The U.S. bishops’ conference voted Wednesday to adopt a long-debated teaching document on the Eucharist. Despite widespread media and episcopal speculation in recent months, the text does not contain reference to pro-abortion Catholic politicians, though it does mention the possibility of prohibiting Catholics from Holy Communion.
After contentious debates during early conversation over the document, the text passed Nov. 17 by a vote of 222-8, easily clearing the required two-thirds majority of the assembly, and drawing a round of applause from the floor.
The nearly unanimous vote, in which only three bishops abstained, came after barely a half-hour of debate on amendments, a sharp contrast to hours of sharp discussion among the bishops on the same subject in June, and to behind-the-scenes efforts this year to keep the issue off the conference agenda.
But after the vote, several bishops told The Pillar that conference and committee leadership had stressed during executive sessions their desire that bishops would reach substantial agreement before Wednesday’s vote, urging bishops to avoid the kind of lengthy and barbed public debates that characterized the conference’s June virtual meeting.
During discussion on Wednesday Bishop Kevin Rhoades referenced a more in-depth discussion of amendments that had apparently taken place in executive sessions earlier in the week.
Breaking from ordinary practice, the bishops began their fall assembly with a private executive session on Monday, and another on Tuesday afternoon. Customarily, the bishops have met in open session for the first days of the conference, with an executive session only on the final meeting day.
During public debate on Wednesday, only a handful of bishops asked to discuss individual amendments which had been either proposed or rejected by the committee, whose recommendation was accepted without dissent in every case.
After a debate which lasted barely half an hour, the bishops voted to adopt the document — which over past nine months has been criticized variously as both too doctrinaire and controversial even for discussion, and as so uncontroversial as to be hardly worth the trouble of publication.
The vote formally adopts the document, after months of media attention and unusually intense disagreement among U.S. bishops. However, during the final debate and vote Wednesday morning, the bishops’ discussion of the document was relatively brief and muted, with much of the discussion on amending the document having already taken place earlier behind closed doors.
Although a teaching document on the Eucharist had been part of the USCCB’s strategic plan for some time, following the election of President Joe Biden, the conference leadership created a special working group to address the unique challenges posed by the country’s second Catholic president, who has publicly dissented from the Church’s moral teaching on abortion while still publicly attending Mass.
That working group was wrapped up in the early months of 2021. The conference said at the time that its work would be incorporated into the doctrine committee’s preparation of a document on the Eucharist, which would address the issue of “Eucharistic coherence” or worthiness, including the problem of prominent Catholics opposing Church teaching while still receiving Communion.
The bishops’ conference does not have the authority to make national policy on the denial of Communion to any individual or class of person, including politicians; that determination is reserved in canon law to bishops.

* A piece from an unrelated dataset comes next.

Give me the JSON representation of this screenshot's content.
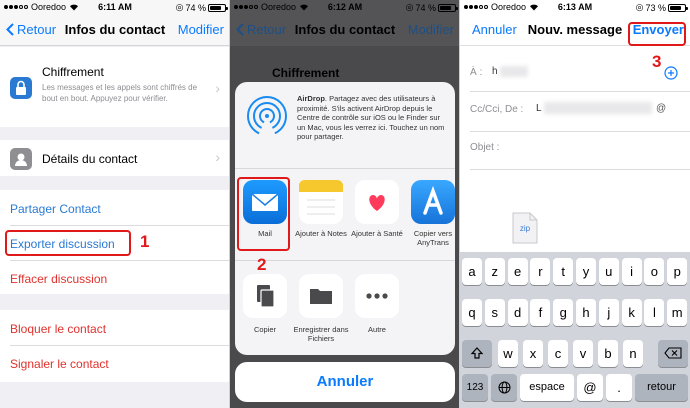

Nevertheless, there has been considerable media debate in recent months about whether the conference’s document on the Eucharist would mention Biden, or offer some directive on the denial of Communion to pro-abortion Catholic politicians.

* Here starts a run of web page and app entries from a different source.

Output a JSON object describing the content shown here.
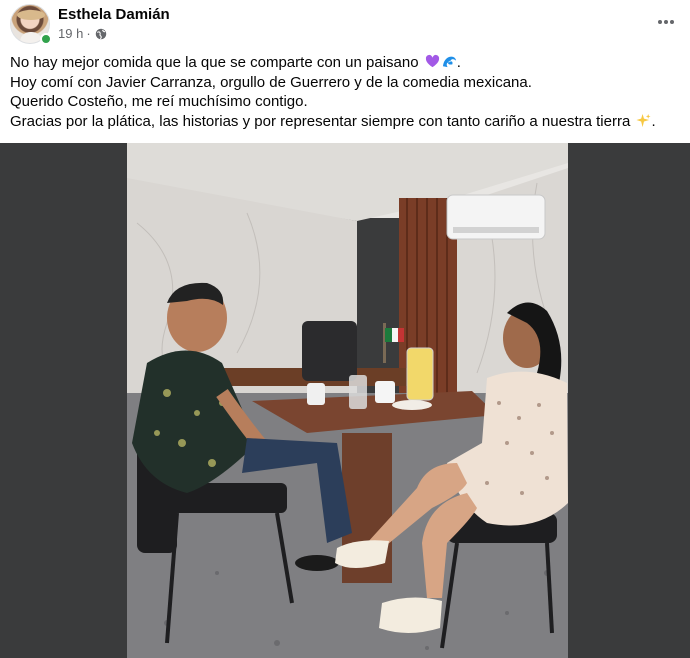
{
  "post": {
    "author": "Esthela Damián",
    "time": "19 h",
    "dot": "·",
    "lines": [
      "No hay mejor comida que la que se comparte con un paisano",
      "Hoy comí con  Javier Carranza, orgullo de Guerrero y de la comedia mexicana.",
      "Querido Costeño, me reí muchísimo contigo.",
      "Gracias por la plática, las historias y por representar siempre con tanto cariño a nuestra tierra"
    ],
    "line1_end": ".",
    "line4_end": ".",
    "emojis": [
      "purple-heart-icon",
      "water-wave-icon",
      "sparkles-icon"
    ]
  },
  "colors": {
    "online": "#31a24c",
    "meta_text": "#65676b",
    "photo_backdrop": "#3a3b3c"
  }
}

Among bishops, debate over the document at times seemed to become a proxy fight on a host of theological and pastoral issues over which they are divided, including the proper pastoral approach to pro-abortion Catholic politicians — bishops spoke during the June meeting both for and against including very direct reference to abortion and politicians within its text, and at least one bishop told journalists he would offer amendments to encourage such references.
But by the time the actual text of document reached the bishops — after months of consultation with bishops in regional sessions — it did not contain any references to pro-choice politicians.
During the debate and vote on Wednesday, the only mention of politicians was made by Archbishop Joseph Naumann of Kansas City in Kansas, chair of the USCCB’s pro-life committee, who struck a conciliatory tone and avoided any mention of the denial of Communion — a topic he had raised ardently during the June debate.
“It was good to reiterate in this document what we have said before about our responsibility to have dialogue and conversation with those who are Catholic but who act in a way contrary to our faith on this basic moral teaching,” Naumann said.
“We’ve said this before, but one of the reasons we need to say it again is because I am not sure that we’ve taken seriously as bishops our responsibility for the care of the souls of these politicians — to really enter a dialogue.”
This included, he said, “acknowledging the difficulty of the work that they do” and the “personal sacrifices” made by people serving in public life.
The bishops should “acknowledge the areas where we agree with them and where we appreciate their support for the Church’s vision on the dignity of the human person,” Naumann said, “but not be afraid to fulfill our obligation to let them know how serious” the issue is.
If the Catholics in Congress in both parties all supported the Church’s teaching, he said, “we would have super-majorities in both houses.”